Notice what has taken place here. Jesus has asked the disciples to consider their own understanding in comparison to the people around them. And then he has taken them to the consideration of themselves in relation to God. When I deal with myself as compared to you, I will inevitably be brought to a sense of failure or accomplishment. When I deal with myself as compared to God, I will inevitably be brought to a sense of blessing and giftedness. It doesn’t matter who I am relative to anyone else. Who I am is only important as it is considered relative to God.

After Jesus shifts their focus from themselves and the world to themselves in relation to God, he gives them a tremendous charge. He establishes the church, his church, and he gives authority. The authority is not to determine who belongs and who doesn’t. Authority by its very nature must draw on, and point to, something greater than just me. Jesus doesn’t give them the church and tell them to do what they think is right. Jesus puts them in the church and tells them to live out what they have been shown and what they will be shown. As long as they consider themselves relative to God, they will know what to do. When they slide into seeing themselves relative to other people, then they won’t be inviting anyone into the kingdom, only into their approval or criticism.

He ends by telling them to keep quiet for now. It’s a new teaching for them: they’re sophomores. They know a little but they’re not ready to show others anything just yet.
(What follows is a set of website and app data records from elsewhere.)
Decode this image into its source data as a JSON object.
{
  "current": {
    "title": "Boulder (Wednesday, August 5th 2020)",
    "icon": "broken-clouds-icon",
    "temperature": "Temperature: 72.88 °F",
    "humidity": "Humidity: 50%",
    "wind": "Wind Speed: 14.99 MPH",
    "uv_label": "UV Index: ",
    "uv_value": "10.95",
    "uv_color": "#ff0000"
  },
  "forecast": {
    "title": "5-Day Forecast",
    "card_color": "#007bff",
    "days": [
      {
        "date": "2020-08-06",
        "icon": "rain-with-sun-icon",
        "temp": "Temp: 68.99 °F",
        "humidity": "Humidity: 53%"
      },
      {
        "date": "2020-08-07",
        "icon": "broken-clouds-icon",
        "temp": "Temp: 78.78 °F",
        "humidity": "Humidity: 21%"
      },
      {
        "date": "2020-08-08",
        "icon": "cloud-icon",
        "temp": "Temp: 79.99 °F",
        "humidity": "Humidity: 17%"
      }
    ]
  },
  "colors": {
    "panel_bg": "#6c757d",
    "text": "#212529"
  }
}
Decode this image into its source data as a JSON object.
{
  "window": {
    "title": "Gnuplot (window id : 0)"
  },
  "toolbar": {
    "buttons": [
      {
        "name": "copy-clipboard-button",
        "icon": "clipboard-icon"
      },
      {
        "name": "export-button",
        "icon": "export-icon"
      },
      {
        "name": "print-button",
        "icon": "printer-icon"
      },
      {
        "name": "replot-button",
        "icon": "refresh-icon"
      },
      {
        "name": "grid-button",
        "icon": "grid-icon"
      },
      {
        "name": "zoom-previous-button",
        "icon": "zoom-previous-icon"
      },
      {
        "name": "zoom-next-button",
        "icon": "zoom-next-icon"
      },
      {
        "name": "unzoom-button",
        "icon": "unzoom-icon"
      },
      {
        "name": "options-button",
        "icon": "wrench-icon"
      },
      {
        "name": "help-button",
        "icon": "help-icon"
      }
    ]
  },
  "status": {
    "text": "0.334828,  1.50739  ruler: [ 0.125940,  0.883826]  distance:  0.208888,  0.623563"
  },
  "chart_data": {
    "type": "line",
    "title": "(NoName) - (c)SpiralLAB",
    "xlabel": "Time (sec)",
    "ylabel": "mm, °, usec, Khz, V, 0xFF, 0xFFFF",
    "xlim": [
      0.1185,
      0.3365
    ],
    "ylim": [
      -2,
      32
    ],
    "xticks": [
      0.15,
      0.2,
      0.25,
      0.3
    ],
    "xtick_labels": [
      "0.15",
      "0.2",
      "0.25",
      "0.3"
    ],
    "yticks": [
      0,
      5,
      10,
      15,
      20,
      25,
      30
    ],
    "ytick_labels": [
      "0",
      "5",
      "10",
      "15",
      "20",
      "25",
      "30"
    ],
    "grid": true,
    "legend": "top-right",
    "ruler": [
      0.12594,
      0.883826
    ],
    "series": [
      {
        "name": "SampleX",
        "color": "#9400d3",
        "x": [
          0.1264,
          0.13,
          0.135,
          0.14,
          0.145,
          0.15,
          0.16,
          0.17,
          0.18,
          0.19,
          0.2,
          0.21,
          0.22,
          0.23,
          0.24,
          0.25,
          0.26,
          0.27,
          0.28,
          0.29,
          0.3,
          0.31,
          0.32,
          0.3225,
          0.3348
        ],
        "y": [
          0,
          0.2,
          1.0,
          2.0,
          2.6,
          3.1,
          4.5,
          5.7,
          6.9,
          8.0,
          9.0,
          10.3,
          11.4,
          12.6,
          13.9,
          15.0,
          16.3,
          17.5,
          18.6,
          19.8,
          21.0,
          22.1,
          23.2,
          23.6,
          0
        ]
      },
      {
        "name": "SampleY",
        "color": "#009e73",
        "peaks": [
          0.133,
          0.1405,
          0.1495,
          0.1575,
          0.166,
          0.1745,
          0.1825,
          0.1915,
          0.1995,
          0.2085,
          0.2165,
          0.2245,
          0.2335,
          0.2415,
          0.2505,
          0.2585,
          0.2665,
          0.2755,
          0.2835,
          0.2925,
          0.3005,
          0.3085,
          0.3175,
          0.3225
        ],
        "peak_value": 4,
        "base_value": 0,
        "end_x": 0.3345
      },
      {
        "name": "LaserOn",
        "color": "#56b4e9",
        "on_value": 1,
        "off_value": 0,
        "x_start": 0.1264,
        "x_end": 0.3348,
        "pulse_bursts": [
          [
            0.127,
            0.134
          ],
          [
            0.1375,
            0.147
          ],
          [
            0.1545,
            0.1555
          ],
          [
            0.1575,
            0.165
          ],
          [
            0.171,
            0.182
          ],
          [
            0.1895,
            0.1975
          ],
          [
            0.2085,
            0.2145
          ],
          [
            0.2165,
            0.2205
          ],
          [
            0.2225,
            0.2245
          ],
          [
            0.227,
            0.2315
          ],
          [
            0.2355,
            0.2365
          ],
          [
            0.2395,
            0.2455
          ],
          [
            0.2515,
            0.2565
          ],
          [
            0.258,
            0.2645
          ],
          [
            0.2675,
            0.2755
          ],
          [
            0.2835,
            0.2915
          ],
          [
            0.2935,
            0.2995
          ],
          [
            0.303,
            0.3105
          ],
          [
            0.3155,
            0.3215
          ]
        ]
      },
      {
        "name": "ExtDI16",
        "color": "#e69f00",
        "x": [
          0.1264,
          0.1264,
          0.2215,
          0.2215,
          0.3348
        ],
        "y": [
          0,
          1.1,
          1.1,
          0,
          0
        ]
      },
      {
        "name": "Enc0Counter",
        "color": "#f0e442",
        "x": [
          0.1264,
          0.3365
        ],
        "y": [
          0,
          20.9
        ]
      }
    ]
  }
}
If they did, it would probably only serve to glorify themselves instead of God. In all they are to do as the church, they are to center themselves on the question of who is the Christ. Jesus doesn’t tell them to go out with a good sense of who they are: he tells them to go out with a good sense of who he is, who God is.

The sacraments and liturgy of the church are gifts given to us to help us live into this charge. They help us move our focus from ourselves to the God who acts to save us. In baptism, we don’t hold up the candidate and say, Look how great she is. We hold up the candidate and proclaim, Great is the God who claims her soul. In Confirmation we don’t present someone to the bishop and say, This one knows all there is to know. We present people and remember that God continually acts to strengthen that which he has begun in us. At ordinations we don’t gather to congratulate someone on her priestly skills. We gather to praise God who will use even this person to spread the gospel. At burial, we don’t clamor around with talk about how grand a fellow he was. We mourn the loss of a loved one and proclaim that God will not allow death to defeat his purpose. It is the purpose of the church to remember who God is. It is not the purpose of the church to make you feel better about yourself, but to arouse an appreciation of the holiness of the Almighty.

Today we gather to do what Jesus has told us to do. We’re not here to say how great we are or merely to teach behavior to make us better people. We are here to say how great the kingdom is that we are invited to  enter. In all that we do here, may we teach more than good self-esteem or how to gain independence. May we encourage each other not to measure ourselves against others, but to see ourselves as blessed by God. And may we learn from each other that we are blessed by God’s kingdom. The question for us is not who we are and how we are doing; the question is who Christ is and what call he has upon our souls. It is God who saves us, not we ourselves.